Source: By Robert Walton, Utility Dive • Posted: Tuesday, April 24, 2018

  • Federal regulators have approved PJM Interconnection’s process to implement any local restrictions on an energy efficiency resource participating in the wholesale market, while simultaneously rejecting challenges to a December order that exerted its authority over the market.
  • The grid operator will implement a “verification process” to ensure all efficiency resources are complying with any restrictions implemented by local regulators.
  • The Federal Energy Regulatory Commission also denied a rehearing of its December order, which barred states from blocking energy efficiency from competing in regional electricity markets.

FERC has final say over wholesale markets, but must balance that against local authority over retail sales of electricity. So in instances where a relevant electric retail regulatory authority (RERRA) is authorized by the
commission to restrict the sale of energy efficiency resources, regulators have now signed off on PJM’s proposal for how to implement those restrictions.

The commission also approved PJM’s proposal to deal with EERs that cleared in a prior capacity market auction but are later restricted from participation in PJM’s market. In that instance, the seller can either obtain replacement capacity for the ineligible efficiency or “be relieved of capacity commitments.”

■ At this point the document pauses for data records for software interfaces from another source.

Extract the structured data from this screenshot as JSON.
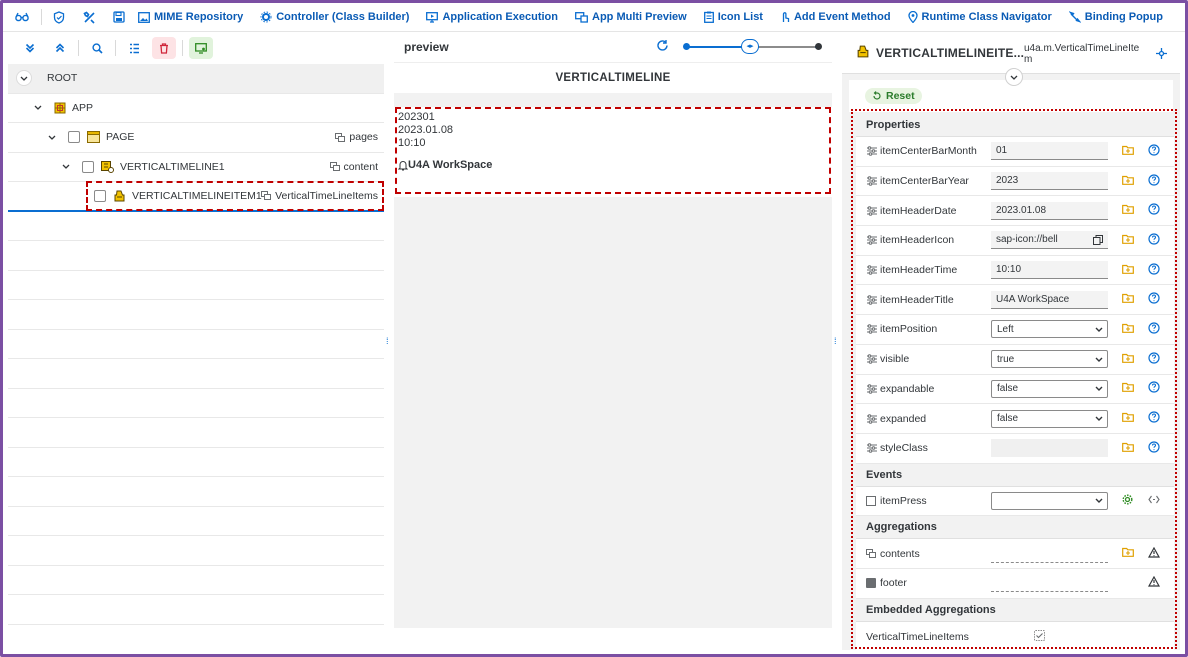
{
  "toolbar": {
    "items": [
      {
        "label": "MIME Repository",
        "icon": "image-icon"
      },
      {
        "label": "Controller (Class Builder)",
        "icon": "gears-icon"
      },
      {
        "label": "Application Execution",
        "icon": "monitor-run-icon"
      },
      {
        "label": "App Multi Preview",
        "icon": "multi-screen-icon"
      },
      {
        "label": "Icon List",
        "icon": "clipboard-icon"
      },
      {
        "label": "Add Event Method",
        "icon": "touch-icon"
      },
      {
        "label": "Runtime Class Navigator",
        "icon": "location-pin-icon"
      },
      {
        "label": "Binding Popup",
        "icon": "link-icon"
      }
    ]
  },
  "tree": {
    "root": "ROOT",
    "app": "APP",
    "page": {
      "label": "PAGE",
      "agg": "pages"
    },
    "timeline": {
      "label": "VERTICALTIMELINE1",
      "agg": "content"
    },
    "item": {
      "label": "VERTICALTIMELINEITEM1",
      "agg": "VerticalTimeLineItems"
    }
  },
  "preview": {
    "title": "preview",
    "control": "VERTICALTIMELINE",
    "lines": [
      "202301",
      "2023.01.08",
      "10:10"
    ],
    "item_title": "U4A WorkSpace"
  },
  "attr": {
    "title": "VERTICALTIMELINEITE...",
    "class_line1": "u4a.m.VerticalTimeLineIte",
    "class_line2": "m",
    "reset_label": "Reset",
    "sections": {
      "properties": "Properties",
      "events": "Events",
      "aggregations": "Aggregations",
      "embedded": "Embedded Aggregations"
    },
    "properties": [
      {
        "name": "itemCenterBarMonth",
        "value": "01",
        "type": "input"
      },
      {
        "name": "itemCenterBarYear",
        "value": "2023",
        "type": "input"
      },
      {
        "name": "itemHeaderDate",
        "value": "2023.01.08",
        "type": "input"
      },
      {
        "name": "itemHeaderIcon",
        "value": "sap-icon://bell",
        "type": "icon-input"
      },
      {
        "name": "itemHeaderTime",
        "value": "10:10",
        "type": "input"
      },
      {
        "name": "itemHeaderTitle",
        "value": "U4A WorkSpace",
        "type": "input"
      },
      {
        "name": "itemPosition",
        "value": "Left",
        "type": "select"
      },
      {
        "name": "visible",
        "value": "true",
        "type": "select"
      },
      {
        "name": "expandable",
        "value": "false",
        "type": "select"
      },
      {
        "name": "expanded",
        "value": "false",
        "type": "select"
      },
      {
        "name": "styleClass",
        "value": "",
        "type": "plain"
      }
    ],
    "events": [
      {
        "name": "itemPress",
        "value": ""
      }
    ],
    "aggregations": [
      {
        "name": "contents"
      },
      {
        "name": "footer"
      }
    ],
    "embedded": [
      {
        "name": "VerticalTimeLineItems"
      }
    ]
  },
  "colors": {
    "accent": "#0a6ed1",
    "frame": "#7b4fa3",
    "highlight": "#c00000"
  }
}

In December, FERC  barred states from blocking energy efficiency from regional markets, despite approving a carveout for East Kentucky Power Cooperative. The utility had asked the Kentucky Public Service Commission to restrict energy efficiency resources from the wholesale market because the utility was trying to reduce spending on demand-side management, as electricity consumption declined.

PJM’s rules mean there is now a process to ensure that EERs in the market comply with an RERRA restrictions, by posting a commission-authorized list of restrictions. But regulators also rejected calls to reconsider the December order.

“The Commission’s exclusive jurisdiction over the participation of demand response resources and EERs in the wholesale market does not preclude the Commission from taking into consideration states’ preferences and implementing or deferring to those preferences when the circumstances merit,” regulators wrote.